- [Your task] The response must reproduce exactly every line of the material below holding the word "hotkey".

*** Opening of Records supplied ***

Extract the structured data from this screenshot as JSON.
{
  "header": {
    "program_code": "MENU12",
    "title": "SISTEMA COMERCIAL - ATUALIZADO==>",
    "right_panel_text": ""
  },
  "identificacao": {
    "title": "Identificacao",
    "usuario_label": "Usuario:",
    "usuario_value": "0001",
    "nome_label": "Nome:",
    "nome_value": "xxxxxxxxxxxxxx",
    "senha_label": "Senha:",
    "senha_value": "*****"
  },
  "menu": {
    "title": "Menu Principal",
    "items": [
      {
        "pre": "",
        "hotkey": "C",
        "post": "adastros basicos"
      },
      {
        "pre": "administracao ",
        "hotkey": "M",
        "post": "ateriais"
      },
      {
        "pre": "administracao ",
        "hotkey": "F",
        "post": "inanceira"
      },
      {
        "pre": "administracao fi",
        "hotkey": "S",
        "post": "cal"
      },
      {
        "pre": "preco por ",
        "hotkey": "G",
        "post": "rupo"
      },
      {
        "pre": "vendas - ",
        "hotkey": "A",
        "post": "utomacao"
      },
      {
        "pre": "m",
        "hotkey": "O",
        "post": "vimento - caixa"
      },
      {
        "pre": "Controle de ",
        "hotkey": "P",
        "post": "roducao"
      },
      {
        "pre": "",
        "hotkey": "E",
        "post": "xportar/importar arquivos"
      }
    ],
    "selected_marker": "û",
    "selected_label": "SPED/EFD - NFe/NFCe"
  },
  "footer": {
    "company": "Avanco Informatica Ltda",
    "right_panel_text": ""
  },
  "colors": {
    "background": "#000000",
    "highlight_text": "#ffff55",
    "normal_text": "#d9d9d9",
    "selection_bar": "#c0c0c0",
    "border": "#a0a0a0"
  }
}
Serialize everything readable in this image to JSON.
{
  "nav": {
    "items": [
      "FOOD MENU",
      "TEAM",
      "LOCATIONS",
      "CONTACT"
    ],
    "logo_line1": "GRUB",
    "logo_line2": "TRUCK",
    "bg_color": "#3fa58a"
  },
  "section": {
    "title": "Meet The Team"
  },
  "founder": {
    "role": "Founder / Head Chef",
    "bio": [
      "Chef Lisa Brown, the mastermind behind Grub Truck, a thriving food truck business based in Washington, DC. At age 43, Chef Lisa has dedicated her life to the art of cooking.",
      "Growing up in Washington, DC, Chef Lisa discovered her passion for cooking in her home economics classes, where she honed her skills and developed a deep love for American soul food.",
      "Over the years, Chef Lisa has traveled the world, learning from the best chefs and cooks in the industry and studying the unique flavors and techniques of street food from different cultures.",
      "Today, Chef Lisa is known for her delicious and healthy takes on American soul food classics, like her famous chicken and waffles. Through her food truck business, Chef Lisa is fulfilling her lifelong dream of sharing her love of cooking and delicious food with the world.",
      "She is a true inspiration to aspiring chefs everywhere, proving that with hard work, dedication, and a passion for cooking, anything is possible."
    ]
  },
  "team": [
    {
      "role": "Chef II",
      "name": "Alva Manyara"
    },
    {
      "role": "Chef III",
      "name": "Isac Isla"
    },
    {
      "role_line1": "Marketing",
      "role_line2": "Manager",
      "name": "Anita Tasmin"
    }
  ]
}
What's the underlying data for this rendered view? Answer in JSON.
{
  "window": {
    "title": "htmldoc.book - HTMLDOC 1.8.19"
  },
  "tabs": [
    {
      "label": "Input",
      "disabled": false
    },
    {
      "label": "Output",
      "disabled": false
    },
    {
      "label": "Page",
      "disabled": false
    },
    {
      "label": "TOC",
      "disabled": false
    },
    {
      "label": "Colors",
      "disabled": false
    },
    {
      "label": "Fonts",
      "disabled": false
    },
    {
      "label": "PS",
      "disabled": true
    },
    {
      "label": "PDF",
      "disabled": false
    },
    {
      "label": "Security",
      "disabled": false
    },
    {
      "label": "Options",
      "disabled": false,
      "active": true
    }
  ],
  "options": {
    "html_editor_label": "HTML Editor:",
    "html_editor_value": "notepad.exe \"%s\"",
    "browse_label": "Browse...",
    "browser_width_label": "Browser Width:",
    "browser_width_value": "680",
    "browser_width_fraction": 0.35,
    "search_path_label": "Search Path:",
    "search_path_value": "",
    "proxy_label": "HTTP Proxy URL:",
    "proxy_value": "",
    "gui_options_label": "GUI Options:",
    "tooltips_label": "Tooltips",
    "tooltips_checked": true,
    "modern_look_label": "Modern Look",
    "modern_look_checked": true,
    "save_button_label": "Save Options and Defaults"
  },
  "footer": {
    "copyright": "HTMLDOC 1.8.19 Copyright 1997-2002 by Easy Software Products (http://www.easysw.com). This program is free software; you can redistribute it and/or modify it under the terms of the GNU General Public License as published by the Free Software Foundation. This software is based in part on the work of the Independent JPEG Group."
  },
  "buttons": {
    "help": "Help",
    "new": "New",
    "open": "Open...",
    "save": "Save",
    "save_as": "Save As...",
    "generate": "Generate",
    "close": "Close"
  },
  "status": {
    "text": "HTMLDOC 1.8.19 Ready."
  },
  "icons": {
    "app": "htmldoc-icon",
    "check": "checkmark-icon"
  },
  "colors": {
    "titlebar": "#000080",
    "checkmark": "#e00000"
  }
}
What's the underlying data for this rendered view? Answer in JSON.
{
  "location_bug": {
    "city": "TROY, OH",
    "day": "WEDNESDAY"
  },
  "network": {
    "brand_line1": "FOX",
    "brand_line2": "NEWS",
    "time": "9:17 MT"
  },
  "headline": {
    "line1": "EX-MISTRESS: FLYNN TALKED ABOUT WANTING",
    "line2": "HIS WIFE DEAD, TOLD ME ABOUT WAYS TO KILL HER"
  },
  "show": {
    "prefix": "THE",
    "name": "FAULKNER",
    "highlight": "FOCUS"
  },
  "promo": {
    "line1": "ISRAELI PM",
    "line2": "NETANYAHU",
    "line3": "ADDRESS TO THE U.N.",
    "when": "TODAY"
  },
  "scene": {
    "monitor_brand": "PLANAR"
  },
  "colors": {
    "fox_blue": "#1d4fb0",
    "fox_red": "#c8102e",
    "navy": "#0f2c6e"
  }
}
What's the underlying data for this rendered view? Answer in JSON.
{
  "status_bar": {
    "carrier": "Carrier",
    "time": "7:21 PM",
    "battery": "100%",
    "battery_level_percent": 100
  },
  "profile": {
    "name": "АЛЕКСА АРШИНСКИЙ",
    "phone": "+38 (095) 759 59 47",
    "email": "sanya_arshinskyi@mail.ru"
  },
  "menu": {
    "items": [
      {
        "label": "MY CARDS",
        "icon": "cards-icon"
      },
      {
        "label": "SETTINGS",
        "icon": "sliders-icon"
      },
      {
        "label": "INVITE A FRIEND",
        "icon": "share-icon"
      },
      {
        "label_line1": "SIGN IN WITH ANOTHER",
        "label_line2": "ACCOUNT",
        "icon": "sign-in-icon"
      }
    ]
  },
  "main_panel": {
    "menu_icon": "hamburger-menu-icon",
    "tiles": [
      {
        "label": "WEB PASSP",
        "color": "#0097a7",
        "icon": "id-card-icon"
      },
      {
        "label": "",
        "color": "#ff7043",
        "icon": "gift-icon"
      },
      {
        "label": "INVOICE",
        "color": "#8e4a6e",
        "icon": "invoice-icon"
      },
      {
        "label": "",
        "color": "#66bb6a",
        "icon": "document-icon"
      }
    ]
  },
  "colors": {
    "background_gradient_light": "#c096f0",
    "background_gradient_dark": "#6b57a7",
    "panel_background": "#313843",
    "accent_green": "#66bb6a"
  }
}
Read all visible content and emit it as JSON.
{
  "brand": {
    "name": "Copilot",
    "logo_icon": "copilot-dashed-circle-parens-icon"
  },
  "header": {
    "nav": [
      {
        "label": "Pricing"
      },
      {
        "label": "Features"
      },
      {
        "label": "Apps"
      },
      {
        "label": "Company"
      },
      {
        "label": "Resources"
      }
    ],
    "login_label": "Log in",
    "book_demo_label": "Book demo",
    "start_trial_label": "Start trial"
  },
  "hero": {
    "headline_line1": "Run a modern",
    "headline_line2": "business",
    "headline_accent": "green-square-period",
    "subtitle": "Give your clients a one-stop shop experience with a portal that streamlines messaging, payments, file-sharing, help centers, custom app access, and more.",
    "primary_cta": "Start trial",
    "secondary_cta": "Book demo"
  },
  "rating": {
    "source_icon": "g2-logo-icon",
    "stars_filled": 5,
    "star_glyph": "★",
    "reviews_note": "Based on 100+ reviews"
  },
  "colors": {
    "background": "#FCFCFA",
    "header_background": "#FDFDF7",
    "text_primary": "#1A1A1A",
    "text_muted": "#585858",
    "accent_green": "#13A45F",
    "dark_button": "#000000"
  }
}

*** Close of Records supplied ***

- [Solution for this exercise]
        "hotkey": "C",
        "hotkey": "M",
        "hotkey": "F",
        "hotkey": "S",
        "hotkey": "G",
        "hotkey": "A",
        "hotkey": "O",
        "hotkey": "P",
        "hotkey": "E",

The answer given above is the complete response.